(Task goal):
If a line in the data below includes the string "window", please return a copy of it.

(Saved entries):
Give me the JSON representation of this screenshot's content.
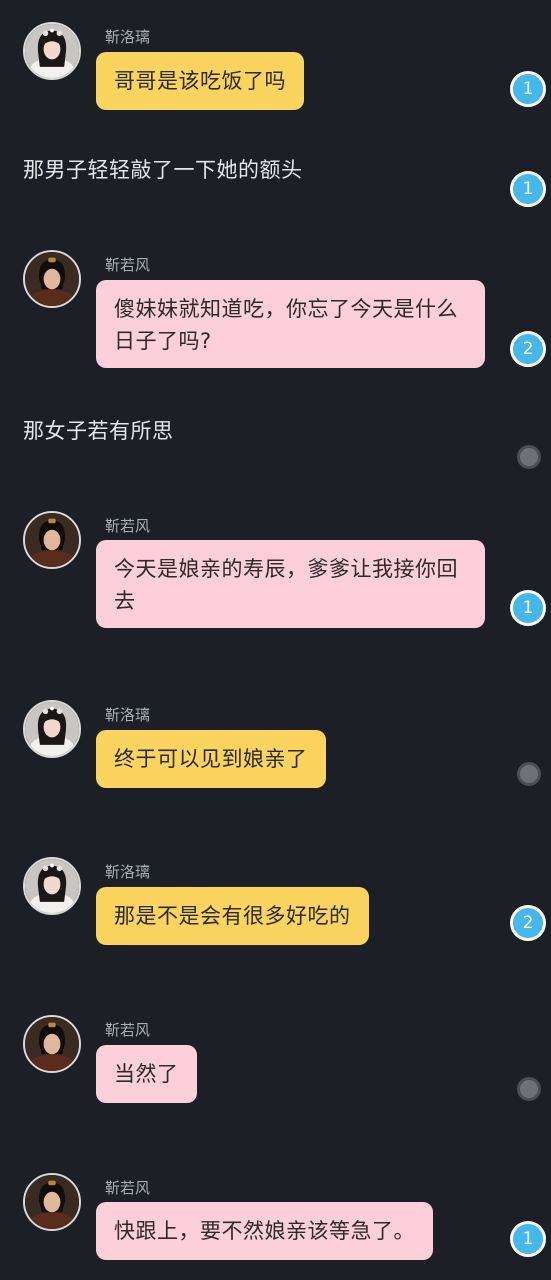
{
  "speakers": {
    "luoli": "靳洛璃",
    "ruofeng": "靳若风"
  },
  "messages": [
    {
      "kind": "bubble",
      "speaker": "靳洛璃",
      "avatar": "female-avatar-icon",
      "text": "哥哥是该吃饭了吗",
      "color": "#fbd35f",
      "indicator": "1"
    },
    {
      "kind": "narration",
      "text": "那男子轻轻敲了一下她的额头",
      "indicator": "1"
    },
    {
      "kind": "bubble",
      "speaker": "靳若风",
      "avatar": "male-avatar-icon",
      "text": "傻妹妹就知道吃，你忘了今天是什么日子了吗?",
      "color": "#fccfdb",
      "indicator": "2"
    },
    {
      "kind": "narration",
      "text": "那女子若有所思",
      "indicator": ""
    },
    {
      "kind": "bubble",
      "speaker": "靳若风",
      "avatar": "male-avatar-icon",
      "text": "今天是娘亲的寿辰，爹爹让我接你回去",
      "color": "#fccfdb",
      "indicator": "1"
    },
    {
      "kind": "bubble",
      "speaker": "靳洛璃",
      "avatar": "female-avatar-icon",
      "text": "终于可以见到娘亲了",
      "color": "#fbd35f",
      "indicator": ""
    },
    {
      "kind": "bubble",
      "speaker": "靳洛璃",
      "avatar": "female-avatar-icon",
      "text": "那是不是会有很多好吃的",
      "color": "#fbd35f",
      "indicator": "2"
    },
    {
      "kind": "bubble",
      "speaker": "靳若风",
      "avatar": "male-avatar-icon",
      "text": "当然了",
      "color": "#fccfdb",
      "indicator": ""
    },
    {
      "kind": "bubble",
      "speaker": "靳若风",
      "avatar": "male-avatar-icon",
      "text": "快跟上，要不然娘亲该等急了。",
      "color": "#fccfdb",
      "indicator": "1"
    }
  ],
  "colors": {
    "background": "#1c1f26",
    "badge": "#46b7ea",
    "dot": "#6e7178"
  }
}
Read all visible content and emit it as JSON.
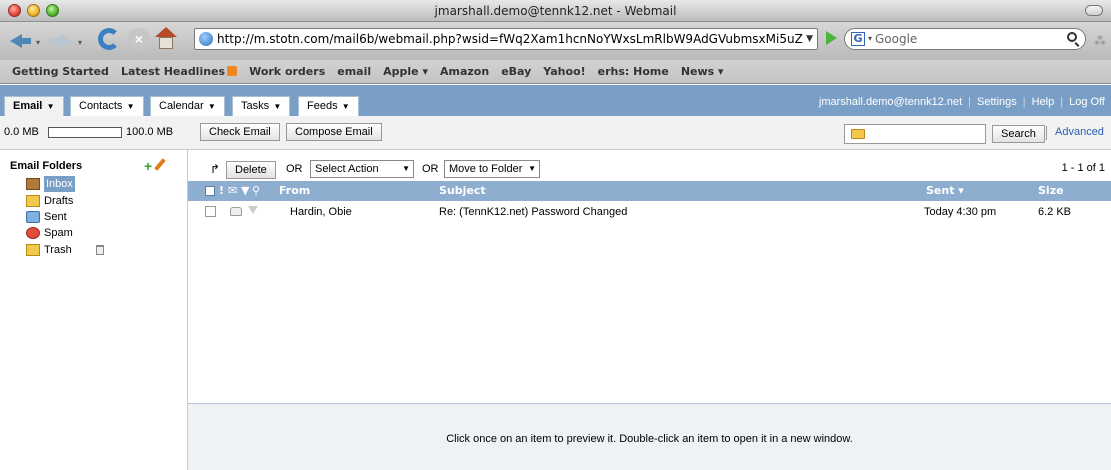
{
  "window": {
    "title": "jmarshall.demo@tennk12.net - Webmail"
  },
  "browser": {
    "url": "http://m.stotn.com/mail6b/webmail.php?wsid=fWq2Xam1hcnNoYWxsLmRlbW9AdGVubmsxMi5uZ",
    "search_placeholder": "Google",
    "search_engine_letter": "G"
  },
  "bookmarks": [
    "Getting Started",
    "Latest Headlines",
    "Work orders",
    "email",
    "Apple ▾",
    "Amazon",
    "eBay",
    "Yahoo!",
    "erhs: Home",
    "News ▾"
  ],
  "tabs": [
    {
      "label": "Email"
    },
    {
      "label": "Contacts"
    },
    {
      "label": "Calendar"
    },
    {
      "label": "Tasks"
    },
    {
      "label": "Feeds"
    }
  ],
  "user": {
    "email": "jmarshall.demo@tennk12.net",
    "settings": "Settings",
    "help": "Help",
    "logoff": "Log Off"
  },
  "quota": {
    "min": "0.0 MB",
    "max": "100.0 MB",
    "used_fraction": 0
  },
  "actions": {
    "check": "Check Email",
    "compose": "Compose Email",
    "search": "Search",
    "advanced": "Advanced"
  },
  "folders": {
    "heading": "Email Folders",
    "items": [
      {
        "label": "Inbox",
        "icon": "inbox-icon"
      },
      {
        "label": "Drafts",
        "icon": "drafts-folder-icon"
      },
      {
        "label": "Sent",
        "icon": "sent-icon"
      },
      {
        "label": "Spam",
        "icon": "spam-icon"
      },
      {
        "label": "Trash",
        "icon": "trash-folder-icon"
      }
    ]
  },
  "msgtoolbar": {
    "delete": "Delete",
    "or": "OR",
    "select_action": "Select Action",
    "move_to": "Move to Folder",
    "count": "1 - 1 of 1"
  },
  "table": {
    "headers": {
      "from": "From",
      "subject": "Subject",
      "sent": "Sent ▾",
      "size": "Size"
    },
    "rows": [
      {
        "from": "Hardin, Obie",
        "subject": "Re: (TennK12.net) Password Changed",
        "sent": "Today 4:30 pm",
        "size": "6.2 KB"
      }
    ]
  },
  "preview": {
    "hint": "Click once on an item to preview it. Double-click an item to open it in a new window."
  }
}
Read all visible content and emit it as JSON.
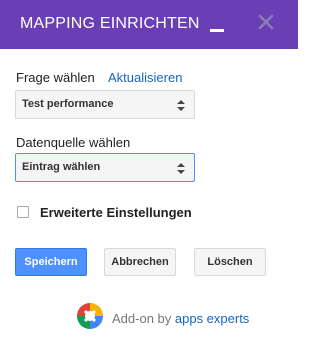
{
  "header": {
    "title": "MAPPING EINRICHTEN",
    "accent_color": "#6a3fb6",
    "minimize_icon": "minimize-icon",
    "close_icon": "close-icon"
  },
  "question": {
    "label": "Frage wählen",
    "refresh_link": "Aktualisieren",
    "selected_value": "Test performance"
  },
  "datasource": {
    "label": "Datenquelle wählen",
    "selected_value": "Eintrag wählen"
  },
  "advanced": {
    "label": "Erweiterte Einstellungen",
    "checked": false
  },
  "buttons": {
    "save": "Speichern",
    "cancel": "Abbrechen",
    "delete": "Löschen"
  },
  "footer": {
    "prefix": "Add-on by ",
    "link_text": "apps experts",
    "logo_icon": "apps-experts-logo"
  }
}
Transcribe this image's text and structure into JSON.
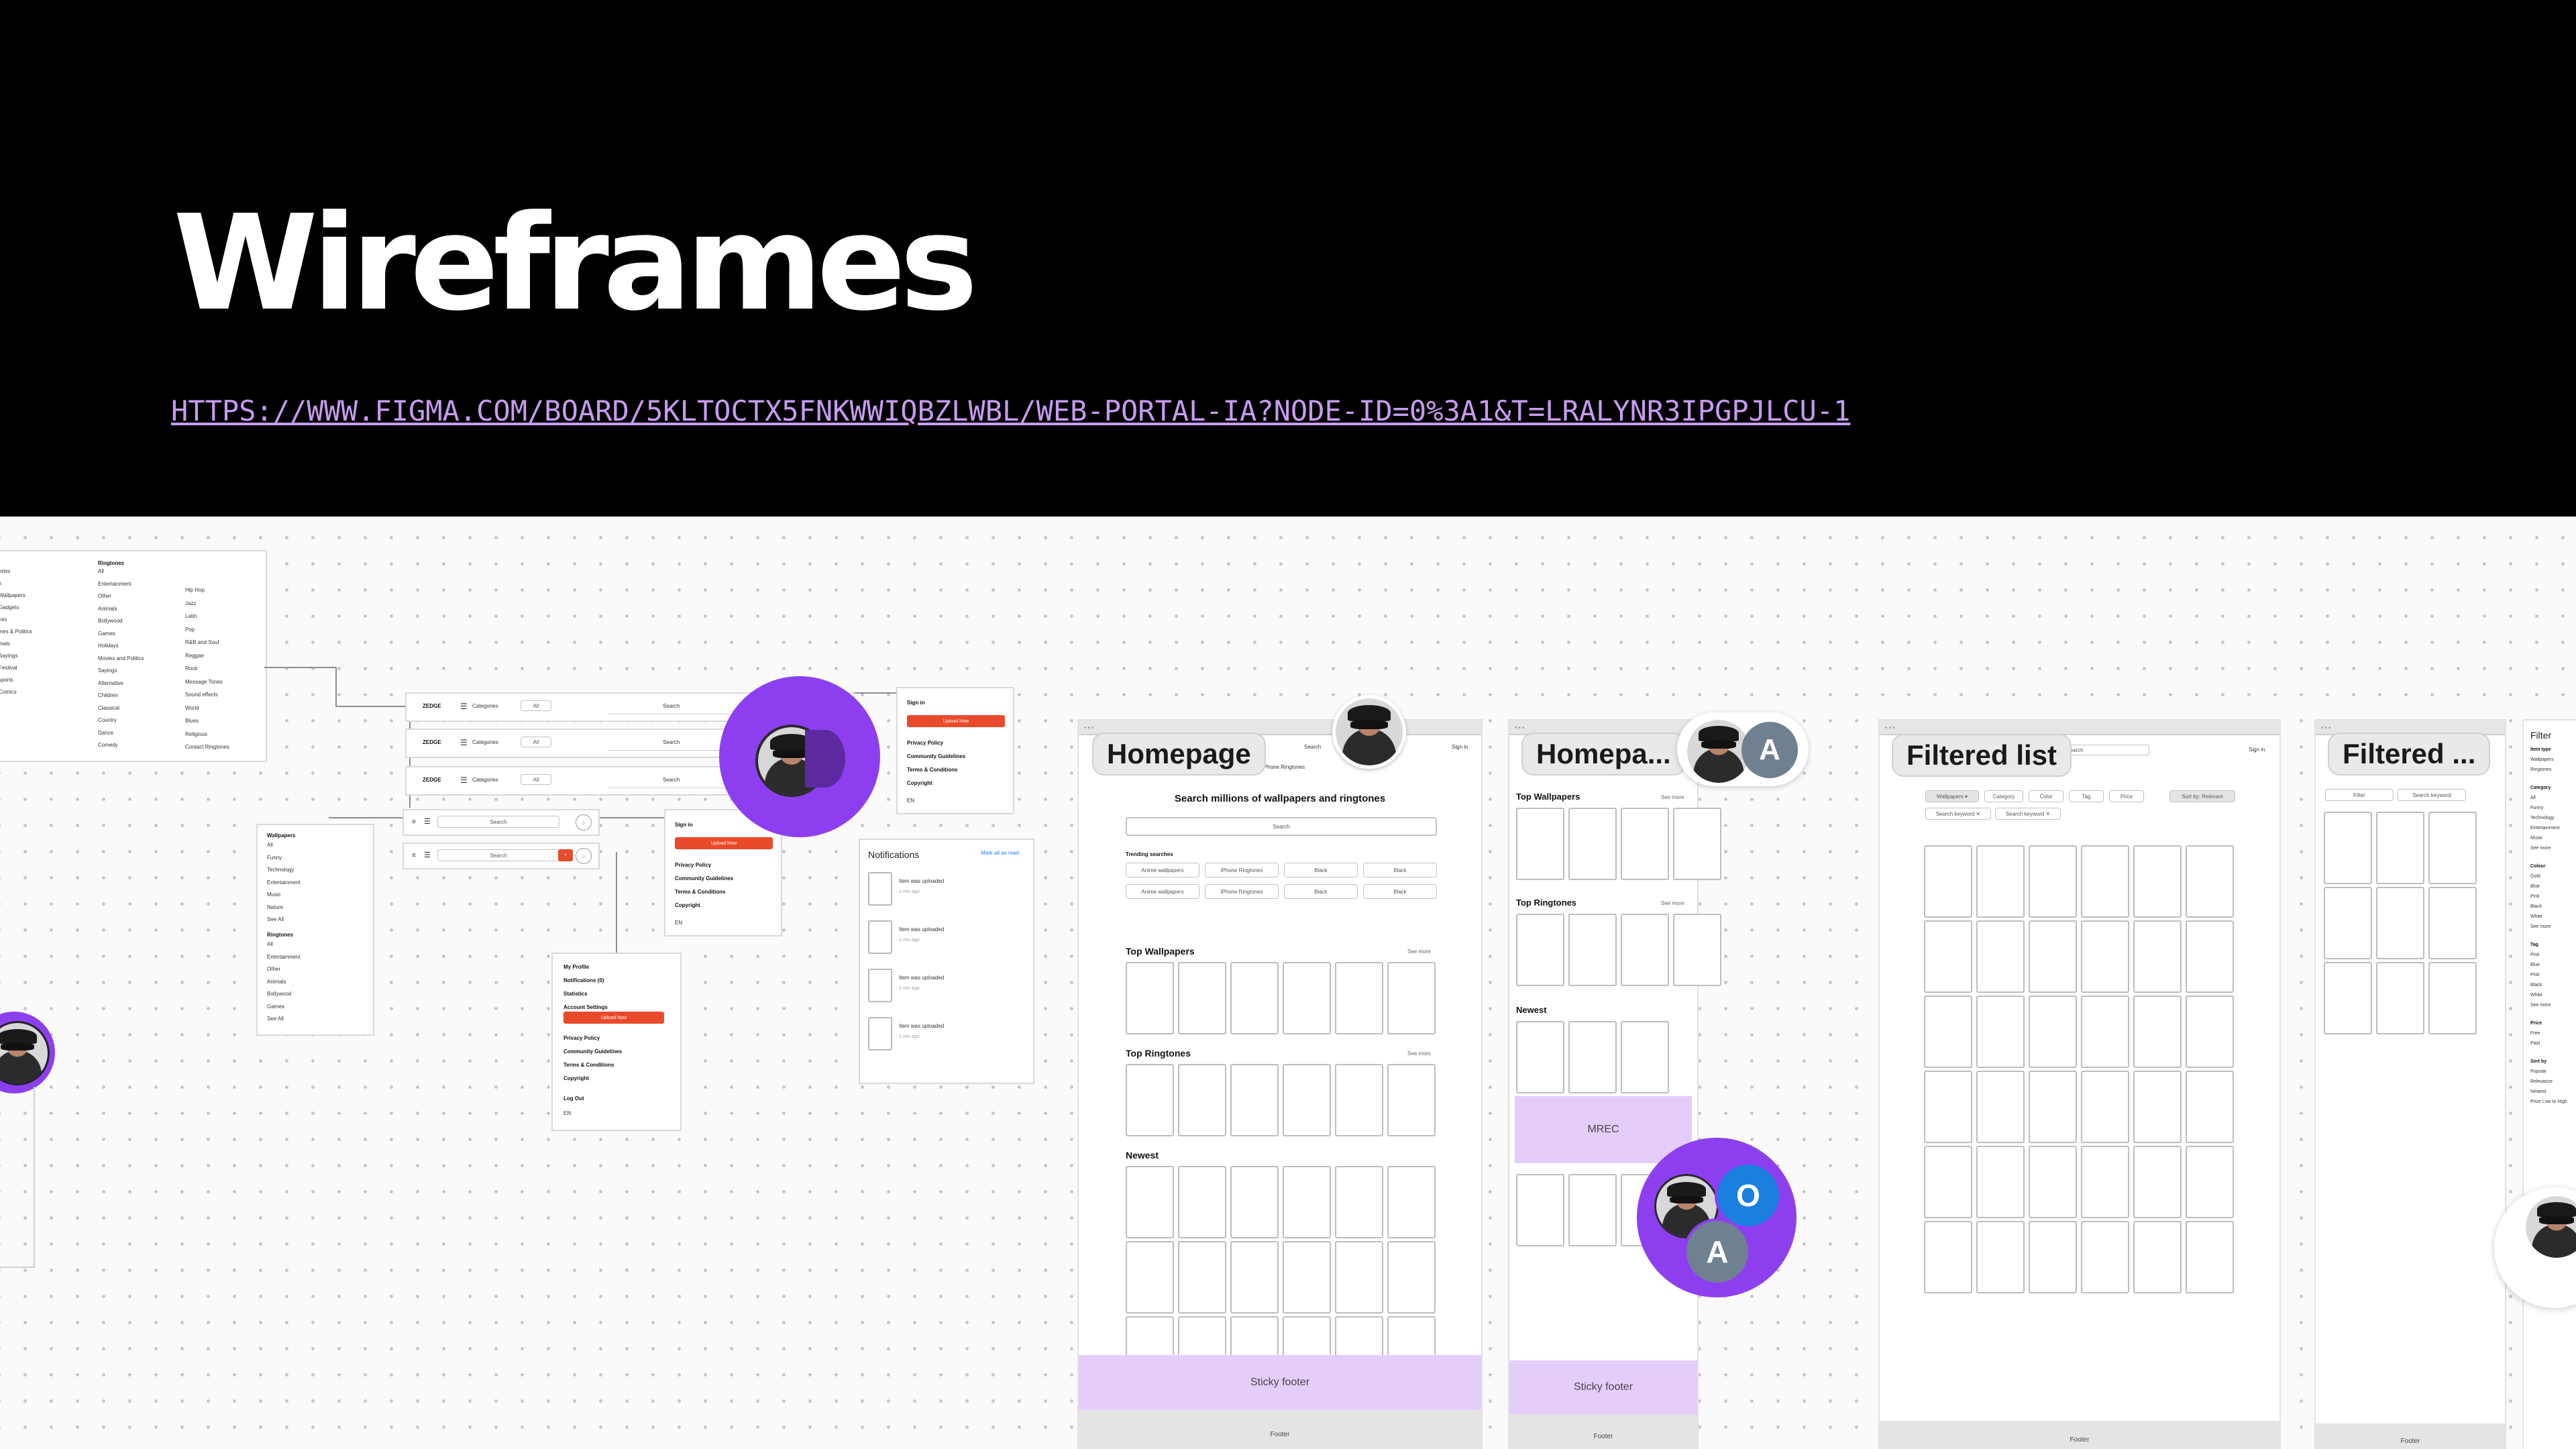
{
  "slide": {
    "title": "Wireframes",
    "link": "HTTPS://WWW.FIGMA.COM/BOARD/5KLTOCTX5FNKWWIQBZLWBL/WEB-PORTAL-IA?NODE-ID=0%3A1&T=LRALYNR3IPGPJLCU-1"
  },
  "colors": {
    "background": "#000000",
    "link": "#c79bf0",
    "accent_purple": "#8d3ff0",
    "sticky_footer": "#e5cdfb",
    "cta_red": "#e84b2b"
  },
  "sitemap": {
    "ringtones_heading": "Ringtones",
    "col1": [
      "All",
      "Entertainment",
      "Other",
      "Animals",
      "Bollywood",
      "Games",
      "Holidays",
      "Movies and Politics",
      "Sayings",
      "Alternative",
      "Children",
      "Classical",
      "Country",
      "Dance",
      "Comedy"
    ],
    "col2": [
      "Hip Hop",
      "Jazz",
      "Latin",
      "Pop",
      "R&B and Soul",
      "Reggae",
      "Rock",
      "Message Tones",
      "Sound effects",
      "World",
      "Blues",
      "Religious",
      "Contact Ringtones"
    ],
    "left_edge": [
      "ories",
      "s",
      "Wallpapers",
      "Gadgets",
      "ces",
      "ines & Politics",
      "mals",
      "Sayings",
      "Festival",
      "sports",
      "Comics"
    ]
  },
  "nav_rows": [
    {
      "logo": "ZEDGE",
      "categories": "Categories",
      "filter": "All",
      "search": "Search"
    },
    {
      "logo": "ZEDGE",
      "categories": "Categories",
      "filter": "All",
      "search": "Search"
    },
    {
      "logo": "ZEDGE",
      "categories": "Categories",
      "filter": "All",
      "search": "Search"
    }
  ],
  "mobile_rows": [
    {
      "search": "Search"
    },
    {
      "search": "Search"
    }
  ],
  "signin_menu_1": {
    "sign_in": "Sign in",
    "button": "Upload Now",
    "items": [
      "Privacy Policy",
      "Community Guidelines",
      "Terms & Conditions",
      "Copyright"
    ],
    "lang": "EN"
  },
  "signin_menu_2": {
    "sign_in": "Sign in",
    "button": "Upload Now",
    "items": [
      "Privacy Policy",
      "Community Guidelines",
      "Terms & Conditions",
      "Copyright"
    ],
    "lang": "EN"
  },
  "categories_dropdown": {
    "wallpapers_heading": "Wallpapers",
    "wallpapers": [
      "All",
      "Funny",
      "Technology",
      "Entertainment",
      "Music",
      "Nature",
      "See All"
    ],
    "ringtones_heading": "Ringtones",
    "ringtones": [
      "All",
      "Entertainment",
      "Other",
      "Animals",
      "Bollywood",
      "Games",
      "See All"
    ]
  },
  "profile_menu": {
    "items": [
      "My Profile",
      "Notifications (0)",
      "Statistics",
      "Account Settings"
    ],
    "button": "Upload Now",
    "links": [
      "Privacy Policy",
      "Community Guidelines",
      "Terms & Conditions",
      "Copyright"
    ],
    "logout": "Log Out",
    "lang": "EN"
  },
  "notifications": {
    "title": "Notifications",
    "mark_read": "Mark all as read",
    "items": [
      {
        "text": "Item was uploaded",
        "time": "1 min ago"
      },
      {
        "text": "Item was uploaded",
        "time": "1 min ago"
      },
      {
        "text": "Item was uploaded",
        "time": "1 min ago"
      },
      {
        "text": "Item was uploaded",
        "time": "1 min ago"
      }
    ]
  },
  "homepage_desktop": {
    "label": "Homepage",
    "search_top": "Search",
    "nav_sample": "iPhone Ringtones",
    "sign_in": "Sign in",
    "hero": "Search millions of wallpapers and ringtones",
    "search": "Search",
    "trending_title": "Trending searches",
    "trending": [
      "Anime wallpapers",
      "iPhone Ringtones",
      "Black",
      "Black",
      "Anime wallpapers",
      "iPhone Ringtones",
      "Black",
      "Black"
    ],
    "sections": [
      {
        "title": "Top Wallpapers",
        "more": "See more"
      },
      {
        "title": "Top Ringtones",
        "more": "See more"
      },
      {
        "title": "Newest",
        "more": ""
      }
    ],
    "sticky_footer": "Sticky footer",
    "footer": "Footer"
  },
  "homepage_mobile": {
    "label": "Homepa...",
    "sections": [
      {
        "title": "Top Wallpapers",
        "more": "See more"
      },
      {
        "title": "Top Ringtones",
        "more": "See more"
      },
      {
        "title": "Newest",
        "more": ""
      }
    ],
    "mrec": "MREC",
    "sticky_footer": "Sticky footer",
    "footer": "Footer"
  },
  "filtered_desktop": {
    "label": "Filtered list",
    "search": "Search",
    "sign_in": "Sign in",
    "filters": [
      "Wallpapers",
      "Category",
      "Color",
      "Tag",
      "Price"
    ],
    "sort": "Sort by: Relevant",
    "keywords": [
      "Search keyword",
      "Search keyword"
    ],
    "footer": "Footer"
  },
  "filtered_mobile": {
    "label": "Filtered ...",
    "filter_btn": "Filter",
    "keyword": "Search keyword",
    "footer": "Footer"
  },
  "filter_panel": {
    "title": "Filter",
    "item_type_heading": "Item type",
    "item_types": [
      "Wallpapers",
      "Ringtones"
    ],
    "category_heading": "Category",
    "categories": [
      "All",
      "Funny",
      "Technology",
      "Entertainment",
      "Music",
      "See more"
    ],
    "colour_heading": "Colour",
    "colours": [
      "Gold",
      "Blue",
      "Pink",
      "Black",
      "White",
      "See more"
    ],
    "tag_heading": "Tag",
    "tags": [
      "Pink",
      "Blue",
      "Pink",
      "Black",
      "White",
      "See more"
    ],
    "price_heading": "Price",
    "prices": [
      "Free",
      "Paid"
    ],
    "sort_heading": "Sort by",
    "sorts": [
      "Popular",
      "Relevance",
      "Newest",
      "Price Low to High"
    ]
  },
  "presence": {
    "avatars": [
      "A",
      "O",
      "A"
    ]
  }
}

(Result of this exercise):
  "window": {
    "hint": "Click once on an item to preview it. Double-click an item to open it in a new window."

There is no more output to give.